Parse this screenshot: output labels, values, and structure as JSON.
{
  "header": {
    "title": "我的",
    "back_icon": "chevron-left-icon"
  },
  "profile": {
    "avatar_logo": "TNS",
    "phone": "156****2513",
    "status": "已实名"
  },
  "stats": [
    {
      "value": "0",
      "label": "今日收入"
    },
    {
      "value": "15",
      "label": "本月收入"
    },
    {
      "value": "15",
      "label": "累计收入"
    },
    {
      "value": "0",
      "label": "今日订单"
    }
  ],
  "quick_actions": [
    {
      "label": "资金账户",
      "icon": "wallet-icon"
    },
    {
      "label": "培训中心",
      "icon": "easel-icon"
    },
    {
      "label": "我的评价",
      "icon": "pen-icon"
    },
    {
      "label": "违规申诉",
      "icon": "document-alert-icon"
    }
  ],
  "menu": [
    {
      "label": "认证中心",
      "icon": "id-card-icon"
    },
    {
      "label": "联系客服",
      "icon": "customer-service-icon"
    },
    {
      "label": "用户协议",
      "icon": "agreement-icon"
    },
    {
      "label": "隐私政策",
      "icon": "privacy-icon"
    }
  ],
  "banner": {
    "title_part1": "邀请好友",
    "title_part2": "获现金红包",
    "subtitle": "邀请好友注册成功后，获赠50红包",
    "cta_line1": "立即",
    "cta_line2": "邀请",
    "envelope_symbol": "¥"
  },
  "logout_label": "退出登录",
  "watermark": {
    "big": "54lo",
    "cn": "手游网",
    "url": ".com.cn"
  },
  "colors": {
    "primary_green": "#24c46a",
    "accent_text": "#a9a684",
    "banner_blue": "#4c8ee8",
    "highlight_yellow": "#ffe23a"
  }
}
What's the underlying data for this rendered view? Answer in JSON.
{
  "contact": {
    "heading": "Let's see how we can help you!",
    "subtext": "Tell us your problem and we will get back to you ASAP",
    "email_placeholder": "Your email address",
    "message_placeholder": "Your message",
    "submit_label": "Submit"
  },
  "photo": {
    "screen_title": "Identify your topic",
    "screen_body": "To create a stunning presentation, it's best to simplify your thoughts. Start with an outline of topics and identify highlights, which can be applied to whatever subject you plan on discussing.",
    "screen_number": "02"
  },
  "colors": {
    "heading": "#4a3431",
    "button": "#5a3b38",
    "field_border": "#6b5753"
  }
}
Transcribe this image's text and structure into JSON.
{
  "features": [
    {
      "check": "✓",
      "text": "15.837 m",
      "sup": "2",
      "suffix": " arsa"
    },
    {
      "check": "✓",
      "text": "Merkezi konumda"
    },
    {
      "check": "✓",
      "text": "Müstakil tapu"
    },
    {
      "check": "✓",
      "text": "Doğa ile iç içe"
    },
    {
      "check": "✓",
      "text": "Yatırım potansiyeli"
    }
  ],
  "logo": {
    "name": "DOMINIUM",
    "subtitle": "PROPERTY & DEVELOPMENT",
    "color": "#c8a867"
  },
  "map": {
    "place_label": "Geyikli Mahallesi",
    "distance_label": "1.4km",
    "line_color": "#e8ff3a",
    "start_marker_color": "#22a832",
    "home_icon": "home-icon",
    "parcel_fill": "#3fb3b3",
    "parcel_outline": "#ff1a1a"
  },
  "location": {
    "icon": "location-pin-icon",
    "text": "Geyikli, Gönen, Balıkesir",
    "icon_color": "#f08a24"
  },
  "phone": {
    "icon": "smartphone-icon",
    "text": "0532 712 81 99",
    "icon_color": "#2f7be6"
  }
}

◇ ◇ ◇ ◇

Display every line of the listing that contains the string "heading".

**Output**.
    "heading": "Let's see how we can help you!",
    "heading": "#4a3431",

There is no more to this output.